##### Data to examine #####

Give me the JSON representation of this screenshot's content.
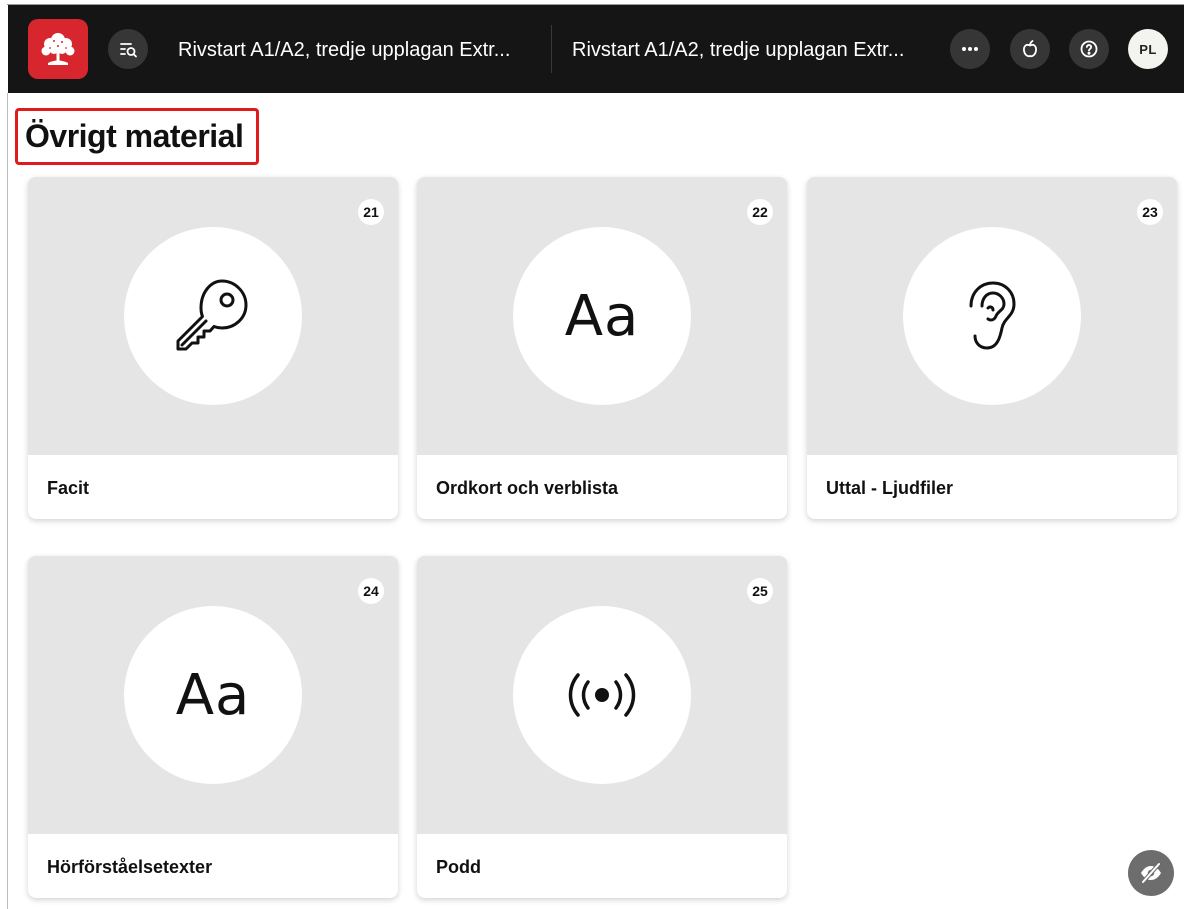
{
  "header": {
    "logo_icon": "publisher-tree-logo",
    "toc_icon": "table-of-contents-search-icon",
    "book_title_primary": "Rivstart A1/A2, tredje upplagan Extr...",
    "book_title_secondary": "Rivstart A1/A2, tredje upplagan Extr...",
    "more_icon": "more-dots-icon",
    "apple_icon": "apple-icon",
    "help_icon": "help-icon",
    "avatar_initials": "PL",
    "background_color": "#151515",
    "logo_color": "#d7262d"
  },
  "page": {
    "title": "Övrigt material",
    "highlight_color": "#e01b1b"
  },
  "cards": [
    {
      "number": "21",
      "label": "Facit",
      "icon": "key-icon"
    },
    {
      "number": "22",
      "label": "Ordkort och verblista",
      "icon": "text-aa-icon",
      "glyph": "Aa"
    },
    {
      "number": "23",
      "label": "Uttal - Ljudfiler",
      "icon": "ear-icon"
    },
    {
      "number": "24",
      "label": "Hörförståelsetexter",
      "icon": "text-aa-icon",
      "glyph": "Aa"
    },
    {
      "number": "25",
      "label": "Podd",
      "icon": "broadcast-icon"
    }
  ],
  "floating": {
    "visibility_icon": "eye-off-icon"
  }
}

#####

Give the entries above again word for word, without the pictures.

#### [Task result]
Give me the JSON representation of this screenshot's content.
{
  "header": {
    "logo_icon": "publisher-tree-logo",
    "toc_icon": "table-of-contents-search-icon",
    "book_title_primary": "Rivstart A1/A2, tredje upplagan Extr...",
    "book_title_secondary": "Rivstart A1/A2, tredje upplagan Extr...",
    "more_icon": "more-dots-icon",
    "apple_icon": "apple-icon",
    "help_icon": "help-icon",
    "avatar_initials": "PL",
    "background_color": "#151515",
    "logo_color": "#d7262d"
  },
  "page": {
    "title": "Övrigt material",
    "highlight_color": "#e01b1b"
  },
  "cards": [
    {
      "number": "21",
      "label": "Facit",
      "icon": "key-icon"
    },
    {
      "number": "22",
      "label": "Ordkort och verblista",
      "icon": "text-aa-icon",
      "glyph": "Aa"
    },
    {
      "number": "23",
      "label": "Uttal - Ljudfiler",
      "icon": "ear-icon"
    },
    {
      "number": "24",
      "label": "Hörförståelsetexter",
      "icon": "text-aa-icon",
      "glyph": "Aa"
    },
    {
      "number": "25",
      "label": "Podd",
      "icon": "broadcast-icon"
    }
  ],
  "floating": {
    "visibility_icon": "eye-off-icon"
  }
}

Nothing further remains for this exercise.